Task description
Look at each line of the records and count those with "true" in them. Please answer with the count alone.

Dataset rows for apps and sites
════════
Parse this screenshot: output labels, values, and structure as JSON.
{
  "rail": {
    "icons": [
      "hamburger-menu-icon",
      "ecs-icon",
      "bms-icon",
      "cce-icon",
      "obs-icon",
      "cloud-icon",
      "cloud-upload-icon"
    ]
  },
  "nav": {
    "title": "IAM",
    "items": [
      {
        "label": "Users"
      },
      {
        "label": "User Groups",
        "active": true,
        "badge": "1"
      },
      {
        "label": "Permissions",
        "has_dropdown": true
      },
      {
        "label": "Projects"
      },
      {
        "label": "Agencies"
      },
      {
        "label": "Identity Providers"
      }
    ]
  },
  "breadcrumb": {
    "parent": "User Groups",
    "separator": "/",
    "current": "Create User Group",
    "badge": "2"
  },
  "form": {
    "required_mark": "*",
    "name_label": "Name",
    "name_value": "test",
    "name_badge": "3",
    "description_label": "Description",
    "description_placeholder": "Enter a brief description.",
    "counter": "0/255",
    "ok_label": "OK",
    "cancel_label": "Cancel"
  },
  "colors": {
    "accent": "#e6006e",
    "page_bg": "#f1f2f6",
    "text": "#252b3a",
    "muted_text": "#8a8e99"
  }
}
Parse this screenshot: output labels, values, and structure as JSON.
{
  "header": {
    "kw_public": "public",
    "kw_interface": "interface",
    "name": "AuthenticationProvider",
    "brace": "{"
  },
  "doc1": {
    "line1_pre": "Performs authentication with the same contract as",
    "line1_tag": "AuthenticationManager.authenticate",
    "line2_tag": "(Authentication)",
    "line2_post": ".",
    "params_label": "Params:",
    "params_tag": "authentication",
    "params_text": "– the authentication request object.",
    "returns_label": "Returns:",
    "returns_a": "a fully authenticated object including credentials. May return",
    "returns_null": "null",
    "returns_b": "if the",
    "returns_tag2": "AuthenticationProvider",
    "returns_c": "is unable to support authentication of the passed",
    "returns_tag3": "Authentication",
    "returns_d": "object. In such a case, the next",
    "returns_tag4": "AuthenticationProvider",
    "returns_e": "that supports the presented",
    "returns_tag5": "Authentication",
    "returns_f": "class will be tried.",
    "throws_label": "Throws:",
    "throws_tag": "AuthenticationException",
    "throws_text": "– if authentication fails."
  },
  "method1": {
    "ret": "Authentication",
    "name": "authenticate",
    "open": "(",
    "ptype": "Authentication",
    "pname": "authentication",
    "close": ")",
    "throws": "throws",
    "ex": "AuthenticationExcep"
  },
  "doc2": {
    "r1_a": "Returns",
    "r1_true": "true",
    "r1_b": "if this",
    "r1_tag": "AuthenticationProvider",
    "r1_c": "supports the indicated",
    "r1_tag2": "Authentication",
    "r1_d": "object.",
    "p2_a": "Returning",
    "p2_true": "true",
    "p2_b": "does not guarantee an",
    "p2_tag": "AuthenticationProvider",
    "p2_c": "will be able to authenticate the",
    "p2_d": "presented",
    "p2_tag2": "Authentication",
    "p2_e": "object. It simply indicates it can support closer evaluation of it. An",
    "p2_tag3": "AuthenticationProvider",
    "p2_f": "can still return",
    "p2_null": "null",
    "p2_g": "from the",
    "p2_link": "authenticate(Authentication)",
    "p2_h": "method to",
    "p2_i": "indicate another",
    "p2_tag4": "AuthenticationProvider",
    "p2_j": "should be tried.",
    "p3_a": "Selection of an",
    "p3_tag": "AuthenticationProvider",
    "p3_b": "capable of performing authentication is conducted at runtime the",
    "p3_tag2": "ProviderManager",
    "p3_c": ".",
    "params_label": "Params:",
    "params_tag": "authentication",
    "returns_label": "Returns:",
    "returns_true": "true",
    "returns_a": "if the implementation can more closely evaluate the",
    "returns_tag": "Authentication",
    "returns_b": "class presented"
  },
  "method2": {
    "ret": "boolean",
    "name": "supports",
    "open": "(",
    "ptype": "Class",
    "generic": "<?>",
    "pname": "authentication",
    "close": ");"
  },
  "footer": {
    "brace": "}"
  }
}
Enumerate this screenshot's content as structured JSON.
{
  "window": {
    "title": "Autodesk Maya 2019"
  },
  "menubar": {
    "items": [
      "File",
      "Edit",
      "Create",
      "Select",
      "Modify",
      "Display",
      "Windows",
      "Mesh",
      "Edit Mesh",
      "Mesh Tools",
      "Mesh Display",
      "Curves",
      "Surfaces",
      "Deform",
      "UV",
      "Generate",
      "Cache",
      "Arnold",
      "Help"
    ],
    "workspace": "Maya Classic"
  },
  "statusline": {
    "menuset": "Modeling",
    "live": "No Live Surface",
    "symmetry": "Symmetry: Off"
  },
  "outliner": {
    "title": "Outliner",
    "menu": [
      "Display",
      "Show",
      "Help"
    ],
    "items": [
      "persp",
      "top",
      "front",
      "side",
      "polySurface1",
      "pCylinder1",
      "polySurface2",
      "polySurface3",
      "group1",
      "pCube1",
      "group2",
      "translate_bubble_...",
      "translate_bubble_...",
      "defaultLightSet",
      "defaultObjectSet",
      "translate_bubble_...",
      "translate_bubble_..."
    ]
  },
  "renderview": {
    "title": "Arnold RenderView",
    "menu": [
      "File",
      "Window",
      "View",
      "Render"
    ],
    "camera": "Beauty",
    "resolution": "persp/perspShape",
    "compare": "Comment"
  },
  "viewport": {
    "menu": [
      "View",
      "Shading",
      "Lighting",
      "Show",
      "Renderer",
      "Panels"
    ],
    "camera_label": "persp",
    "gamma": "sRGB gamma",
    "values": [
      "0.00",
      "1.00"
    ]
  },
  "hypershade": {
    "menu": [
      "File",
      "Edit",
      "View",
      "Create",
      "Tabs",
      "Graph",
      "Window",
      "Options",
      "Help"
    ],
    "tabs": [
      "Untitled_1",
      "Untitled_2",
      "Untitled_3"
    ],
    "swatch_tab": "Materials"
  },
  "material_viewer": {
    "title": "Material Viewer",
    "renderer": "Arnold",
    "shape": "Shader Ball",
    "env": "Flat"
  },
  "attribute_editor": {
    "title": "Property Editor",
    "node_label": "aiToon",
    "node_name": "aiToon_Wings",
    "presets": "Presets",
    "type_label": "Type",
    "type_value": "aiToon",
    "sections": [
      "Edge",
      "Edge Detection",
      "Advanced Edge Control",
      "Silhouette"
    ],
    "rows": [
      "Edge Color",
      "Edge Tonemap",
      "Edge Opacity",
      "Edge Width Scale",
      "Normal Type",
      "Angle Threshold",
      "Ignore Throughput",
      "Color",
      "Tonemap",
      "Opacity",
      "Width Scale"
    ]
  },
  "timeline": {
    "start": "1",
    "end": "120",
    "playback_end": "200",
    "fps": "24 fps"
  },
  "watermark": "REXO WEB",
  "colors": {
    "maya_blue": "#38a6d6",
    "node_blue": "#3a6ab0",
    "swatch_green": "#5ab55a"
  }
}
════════
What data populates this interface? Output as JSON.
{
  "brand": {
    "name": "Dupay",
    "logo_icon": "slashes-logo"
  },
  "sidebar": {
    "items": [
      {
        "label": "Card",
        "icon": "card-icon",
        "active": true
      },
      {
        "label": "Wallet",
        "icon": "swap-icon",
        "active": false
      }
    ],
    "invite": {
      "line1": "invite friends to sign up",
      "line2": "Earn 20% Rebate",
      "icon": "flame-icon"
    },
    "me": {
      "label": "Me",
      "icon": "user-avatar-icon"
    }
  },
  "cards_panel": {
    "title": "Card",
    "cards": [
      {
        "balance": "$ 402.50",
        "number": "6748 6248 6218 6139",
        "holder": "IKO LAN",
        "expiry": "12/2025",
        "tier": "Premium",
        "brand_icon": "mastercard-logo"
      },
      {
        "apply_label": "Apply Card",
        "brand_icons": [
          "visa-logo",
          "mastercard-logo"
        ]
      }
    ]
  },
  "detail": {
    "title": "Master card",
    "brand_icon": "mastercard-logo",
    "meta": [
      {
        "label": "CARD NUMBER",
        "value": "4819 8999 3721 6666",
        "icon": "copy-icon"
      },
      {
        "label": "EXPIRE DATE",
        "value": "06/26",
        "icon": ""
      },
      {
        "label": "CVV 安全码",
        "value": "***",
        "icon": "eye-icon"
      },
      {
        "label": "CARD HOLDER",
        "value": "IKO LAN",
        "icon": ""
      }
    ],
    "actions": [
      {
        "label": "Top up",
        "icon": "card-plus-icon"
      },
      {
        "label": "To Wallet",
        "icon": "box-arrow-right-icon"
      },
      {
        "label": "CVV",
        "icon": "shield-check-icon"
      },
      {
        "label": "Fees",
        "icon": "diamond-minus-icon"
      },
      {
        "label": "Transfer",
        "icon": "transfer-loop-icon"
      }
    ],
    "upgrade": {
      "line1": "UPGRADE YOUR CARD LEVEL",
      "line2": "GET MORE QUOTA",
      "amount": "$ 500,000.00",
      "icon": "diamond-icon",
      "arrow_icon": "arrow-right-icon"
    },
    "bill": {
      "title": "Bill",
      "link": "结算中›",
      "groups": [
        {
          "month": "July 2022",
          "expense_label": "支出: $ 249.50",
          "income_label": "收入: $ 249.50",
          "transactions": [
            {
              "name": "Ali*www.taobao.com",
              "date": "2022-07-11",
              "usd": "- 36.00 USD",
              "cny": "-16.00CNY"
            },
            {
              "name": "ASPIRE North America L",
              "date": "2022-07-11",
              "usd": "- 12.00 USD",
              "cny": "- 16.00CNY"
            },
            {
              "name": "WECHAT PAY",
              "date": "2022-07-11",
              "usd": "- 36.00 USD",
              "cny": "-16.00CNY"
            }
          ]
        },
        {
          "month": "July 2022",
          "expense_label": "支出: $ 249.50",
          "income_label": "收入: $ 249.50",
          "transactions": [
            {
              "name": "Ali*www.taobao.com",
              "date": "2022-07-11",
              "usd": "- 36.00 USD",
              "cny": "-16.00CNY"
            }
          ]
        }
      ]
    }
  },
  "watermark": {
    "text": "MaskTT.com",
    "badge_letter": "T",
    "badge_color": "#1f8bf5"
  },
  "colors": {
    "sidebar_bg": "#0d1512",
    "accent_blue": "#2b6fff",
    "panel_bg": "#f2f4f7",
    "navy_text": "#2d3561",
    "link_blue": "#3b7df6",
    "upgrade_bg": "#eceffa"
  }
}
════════
Answer to the exercise
6